In 2016, bottled water surpassed carbonated soft drinks to become the largest beverage category by volume in the United States. Americans today drink more bottled water than milk or beer. To produce the roughly 50 billion water bottles that are sold in the US every year, about 17 million barrels of oil are needed. Absurdly, more water goes into making a bottle of water than goes inside it. A recent study found that North American companies use 1.39 liters of water to make 1 liter of bottled water.
“Bottled water effectively reshaped the beverage marketplace,” said Michael C. Bellas, chairman, and CEO, of Beverage Marketing Corporation. “When Perrier first entered the country in the 1970s, few would have predicted the heights to which bottled water would eventually climb.
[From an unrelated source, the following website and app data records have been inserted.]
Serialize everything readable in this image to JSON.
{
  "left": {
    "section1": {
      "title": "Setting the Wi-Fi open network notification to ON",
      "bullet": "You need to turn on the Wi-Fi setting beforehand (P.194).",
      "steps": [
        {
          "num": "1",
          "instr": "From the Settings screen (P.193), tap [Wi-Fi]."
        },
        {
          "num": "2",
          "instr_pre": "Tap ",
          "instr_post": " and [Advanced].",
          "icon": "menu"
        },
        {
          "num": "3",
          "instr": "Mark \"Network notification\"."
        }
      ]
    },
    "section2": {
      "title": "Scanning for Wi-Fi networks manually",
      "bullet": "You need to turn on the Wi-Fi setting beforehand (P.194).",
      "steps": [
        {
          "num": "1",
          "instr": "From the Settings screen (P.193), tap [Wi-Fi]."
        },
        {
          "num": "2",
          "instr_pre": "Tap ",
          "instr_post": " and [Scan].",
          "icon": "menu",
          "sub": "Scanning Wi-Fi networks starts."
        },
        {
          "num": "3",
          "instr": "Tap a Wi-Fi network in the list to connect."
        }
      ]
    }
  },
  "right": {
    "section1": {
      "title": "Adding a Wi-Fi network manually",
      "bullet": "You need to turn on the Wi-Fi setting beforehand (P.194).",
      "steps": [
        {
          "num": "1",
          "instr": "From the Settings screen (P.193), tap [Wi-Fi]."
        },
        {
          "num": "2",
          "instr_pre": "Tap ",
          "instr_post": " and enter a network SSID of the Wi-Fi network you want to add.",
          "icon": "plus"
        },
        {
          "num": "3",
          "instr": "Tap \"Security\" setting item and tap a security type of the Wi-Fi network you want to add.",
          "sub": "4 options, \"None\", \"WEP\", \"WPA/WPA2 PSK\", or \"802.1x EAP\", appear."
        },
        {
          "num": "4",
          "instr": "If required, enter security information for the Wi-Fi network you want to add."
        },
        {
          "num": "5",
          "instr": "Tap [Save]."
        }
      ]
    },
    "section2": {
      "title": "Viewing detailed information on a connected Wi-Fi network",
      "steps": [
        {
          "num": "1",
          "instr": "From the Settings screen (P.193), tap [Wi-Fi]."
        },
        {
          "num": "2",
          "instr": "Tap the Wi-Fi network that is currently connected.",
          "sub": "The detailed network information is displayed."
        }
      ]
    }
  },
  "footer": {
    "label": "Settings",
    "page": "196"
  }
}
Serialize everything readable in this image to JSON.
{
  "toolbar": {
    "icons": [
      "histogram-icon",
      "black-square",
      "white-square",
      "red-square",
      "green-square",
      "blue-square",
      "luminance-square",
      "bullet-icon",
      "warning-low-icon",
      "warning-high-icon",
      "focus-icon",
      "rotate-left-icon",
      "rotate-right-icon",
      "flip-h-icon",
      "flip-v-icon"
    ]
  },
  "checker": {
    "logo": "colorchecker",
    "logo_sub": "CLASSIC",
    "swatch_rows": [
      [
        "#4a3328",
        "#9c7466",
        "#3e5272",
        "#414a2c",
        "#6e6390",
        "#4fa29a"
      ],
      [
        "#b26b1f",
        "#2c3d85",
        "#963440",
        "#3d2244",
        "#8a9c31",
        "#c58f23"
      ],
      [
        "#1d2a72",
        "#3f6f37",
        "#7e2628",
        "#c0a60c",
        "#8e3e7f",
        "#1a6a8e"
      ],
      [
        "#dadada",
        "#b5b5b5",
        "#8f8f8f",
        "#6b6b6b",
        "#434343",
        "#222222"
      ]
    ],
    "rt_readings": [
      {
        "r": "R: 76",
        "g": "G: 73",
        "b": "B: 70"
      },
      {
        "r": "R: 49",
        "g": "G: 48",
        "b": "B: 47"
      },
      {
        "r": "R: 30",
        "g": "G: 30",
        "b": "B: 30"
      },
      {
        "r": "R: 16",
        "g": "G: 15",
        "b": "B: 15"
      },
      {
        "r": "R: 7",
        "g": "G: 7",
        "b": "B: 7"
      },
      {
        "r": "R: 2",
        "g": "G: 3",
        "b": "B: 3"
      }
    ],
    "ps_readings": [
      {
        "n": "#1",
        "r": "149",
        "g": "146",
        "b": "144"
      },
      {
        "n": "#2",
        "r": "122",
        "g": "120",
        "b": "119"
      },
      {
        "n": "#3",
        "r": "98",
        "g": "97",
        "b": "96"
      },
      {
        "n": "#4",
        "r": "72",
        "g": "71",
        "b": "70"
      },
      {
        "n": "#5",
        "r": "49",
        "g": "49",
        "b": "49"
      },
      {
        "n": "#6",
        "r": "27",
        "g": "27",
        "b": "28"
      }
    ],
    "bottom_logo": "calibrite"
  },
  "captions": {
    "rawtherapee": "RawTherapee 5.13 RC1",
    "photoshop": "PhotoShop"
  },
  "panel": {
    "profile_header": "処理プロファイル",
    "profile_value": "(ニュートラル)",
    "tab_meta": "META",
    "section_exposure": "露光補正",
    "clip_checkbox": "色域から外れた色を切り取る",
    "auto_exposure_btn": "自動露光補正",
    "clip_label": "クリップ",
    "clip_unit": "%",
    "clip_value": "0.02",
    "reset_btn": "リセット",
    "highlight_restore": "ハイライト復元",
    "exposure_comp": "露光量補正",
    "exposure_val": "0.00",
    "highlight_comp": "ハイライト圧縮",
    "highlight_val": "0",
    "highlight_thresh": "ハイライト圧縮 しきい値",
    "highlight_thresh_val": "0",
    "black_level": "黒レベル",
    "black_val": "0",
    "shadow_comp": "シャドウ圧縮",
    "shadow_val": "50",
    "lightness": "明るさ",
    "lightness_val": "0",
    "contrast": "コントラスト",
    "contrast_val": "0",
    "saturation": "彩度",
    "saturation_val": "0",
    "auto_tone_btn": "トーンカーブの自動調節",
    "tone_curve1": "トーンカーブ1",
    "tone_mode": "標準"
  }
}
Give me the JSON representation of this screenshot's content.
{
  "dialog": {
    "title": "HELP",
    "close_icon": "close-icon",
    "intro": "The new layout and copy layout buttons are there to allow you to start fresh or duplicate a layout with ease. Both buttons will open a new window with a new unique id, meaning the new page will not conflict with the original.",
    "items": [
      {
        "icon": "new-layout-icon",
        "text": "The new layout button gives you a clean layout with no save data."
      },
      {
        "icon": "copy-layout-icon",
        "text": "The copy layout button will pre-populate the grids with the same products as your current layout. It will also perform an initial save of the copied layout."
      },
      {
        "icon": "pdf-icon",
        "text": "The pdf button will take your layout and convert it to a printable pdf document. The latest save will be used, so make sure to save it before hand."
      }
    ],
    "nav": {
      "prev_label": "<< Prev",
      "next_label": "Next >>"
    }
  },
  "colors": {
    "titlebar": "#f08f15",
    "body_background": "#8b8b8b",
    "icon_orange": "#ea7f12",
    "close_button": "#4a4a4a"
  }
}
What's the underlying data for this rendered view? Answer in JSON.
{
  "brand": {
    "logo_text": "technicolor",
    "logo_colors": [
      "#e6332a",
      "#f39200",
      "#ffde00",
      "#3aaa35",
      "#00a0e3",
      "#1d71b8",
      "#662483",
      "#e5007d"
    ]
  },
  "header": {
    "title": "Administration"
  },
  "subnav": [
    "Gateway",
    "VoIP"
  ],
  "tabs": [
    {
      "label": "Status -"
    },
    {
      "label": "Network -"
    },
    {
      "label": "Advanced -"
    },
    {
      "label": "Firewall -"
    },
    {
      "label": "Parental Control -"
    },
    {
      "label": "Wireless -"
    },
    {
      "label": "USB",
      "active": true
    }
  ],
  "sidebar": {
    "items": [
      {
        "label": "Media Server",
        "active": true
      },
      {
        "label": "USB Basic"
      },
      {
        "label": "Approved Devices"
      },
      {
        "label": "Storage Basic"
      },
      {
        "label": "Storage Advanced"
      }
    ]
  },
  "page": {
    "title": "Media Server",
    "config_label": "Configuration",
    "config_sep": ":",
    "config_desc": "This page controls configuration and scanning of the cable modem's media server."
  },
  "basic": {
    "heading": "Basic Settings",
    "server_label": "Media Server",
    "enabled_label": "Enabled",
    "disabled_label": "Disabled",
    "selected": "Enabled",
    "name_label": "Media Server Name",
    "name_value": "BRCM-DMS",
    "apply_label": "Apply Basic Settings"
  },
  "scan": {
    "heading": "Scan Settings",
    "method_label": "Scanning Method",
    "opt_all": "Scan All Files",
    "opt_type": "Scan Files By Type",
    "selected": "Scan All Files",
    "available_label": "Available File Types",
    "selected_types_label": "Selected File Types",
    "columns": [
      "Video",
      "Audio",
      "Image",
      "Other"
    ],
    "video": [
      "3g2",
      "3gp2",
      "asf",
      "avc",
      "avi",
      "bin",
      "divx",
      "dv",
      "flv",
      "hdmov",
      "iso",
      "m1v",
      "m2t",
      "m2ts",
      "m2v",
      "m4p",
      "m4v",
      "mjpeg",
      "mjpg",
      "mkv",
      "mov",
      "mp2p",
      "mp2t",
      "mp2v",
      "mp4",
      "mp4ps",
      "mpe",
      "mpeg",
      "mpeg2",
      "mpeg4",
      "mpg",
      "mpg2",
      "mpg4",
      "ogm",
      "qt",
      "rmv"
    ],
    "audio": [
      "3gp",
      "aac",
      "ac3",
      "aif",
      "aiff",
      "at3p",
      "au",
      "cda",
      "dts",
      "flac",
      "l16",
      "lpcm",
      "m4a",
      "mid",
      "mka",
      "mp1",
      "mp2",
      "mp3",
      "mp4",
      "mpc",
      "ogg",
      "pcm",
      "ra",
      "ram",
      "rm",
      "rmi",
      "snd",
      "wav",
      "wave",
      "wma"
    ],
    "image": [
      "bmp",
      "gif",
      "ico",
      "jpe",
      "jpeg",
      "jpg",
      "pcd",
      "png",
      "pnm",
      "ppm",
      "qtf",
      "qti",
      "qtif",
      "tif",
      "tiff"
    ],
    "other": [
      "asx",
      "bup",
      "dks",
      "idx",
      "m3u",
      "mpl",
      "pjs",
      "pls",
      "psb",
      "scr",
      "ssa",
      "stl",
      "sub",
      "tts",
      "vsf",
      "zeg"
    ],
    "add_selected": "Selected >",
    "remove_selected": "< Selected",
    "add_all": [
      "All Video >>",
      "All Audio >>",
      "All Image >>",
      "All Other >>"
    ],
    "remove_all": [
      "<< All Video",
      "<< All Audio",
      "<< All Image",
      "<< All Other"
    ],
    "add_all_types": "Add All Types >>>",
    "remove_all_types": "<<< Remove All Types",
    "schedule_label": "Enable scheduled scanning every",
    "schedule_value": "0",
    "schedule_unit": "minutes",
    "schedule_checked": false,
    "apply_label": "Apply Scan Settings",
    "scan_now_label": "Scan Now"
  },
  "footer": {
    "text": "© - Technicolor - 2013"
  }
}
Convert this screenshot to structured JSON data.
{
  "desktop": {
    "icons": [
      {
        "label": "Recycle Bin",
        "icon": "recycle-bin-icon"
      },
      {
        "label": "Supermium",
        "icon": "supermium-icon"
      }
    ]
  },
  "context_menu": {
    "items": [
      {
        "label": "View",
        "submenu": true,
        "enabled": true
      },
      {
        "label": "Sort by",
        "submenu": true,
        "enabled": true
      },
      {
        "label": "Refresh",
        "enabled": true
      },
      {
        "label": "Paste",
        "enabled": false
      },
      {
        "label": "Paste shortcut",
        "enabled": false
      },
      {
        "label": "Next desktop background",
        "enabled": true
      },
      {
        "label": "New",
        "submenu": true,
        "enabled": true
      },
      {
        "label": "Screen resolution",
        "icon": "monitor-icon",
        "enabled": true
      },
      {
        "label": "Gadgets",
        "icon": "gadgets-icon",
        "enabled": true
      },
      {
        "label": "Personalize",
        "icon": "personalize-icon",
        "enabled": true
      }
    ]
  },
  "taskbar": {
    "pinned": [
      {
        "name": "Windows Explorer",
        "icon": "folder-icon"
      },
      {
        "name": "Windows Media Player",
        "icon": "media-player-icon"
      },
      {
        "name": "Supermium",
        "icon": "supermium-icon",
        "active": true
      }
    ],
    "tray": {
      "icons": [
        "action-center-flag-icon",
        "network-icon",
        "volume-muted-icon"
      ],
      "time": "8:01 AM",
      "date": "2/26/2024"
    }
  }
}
Where once it would have been unimaginable to see Americans walking down the street carrying plastic bottles of water, or driving around with them in their car’s cup holders, now that’s the norm,” he added.
A significant portion of bottled water’s growth (44 percent since 2010) has come from people switching to bottled water from other less-healthy packaged drinks. And nine out of ten Americans (91 percent) want bottled water to be available wherever other drinks are sold, according to a survey conducted on behalf of the International Bottled Water Association (IBWA) by The Harris Poll.
Companies that make bottled water are not susceptible to the same scrutiny as public water sources. They don’t need to have the water tested for viruses or disclose to the public any problems that might arise with them. Most do not even publicly disclose where the water comes from, so most Americans know far less about their bottled water than about their tap water.
Of the 25 percent of bottled water, that is tap water, it is impossible to say how much of it is treated after being taken from the tap. When you buy bottled water in the store you may just be buying the water from your sink.
The Food and Water Watch report also determined that bottled water can be around 2,000 times more expensive than tap water. A gallon of single-use bottled water can cost $9.50 total, compared to less than half a cent per gallon of tap water.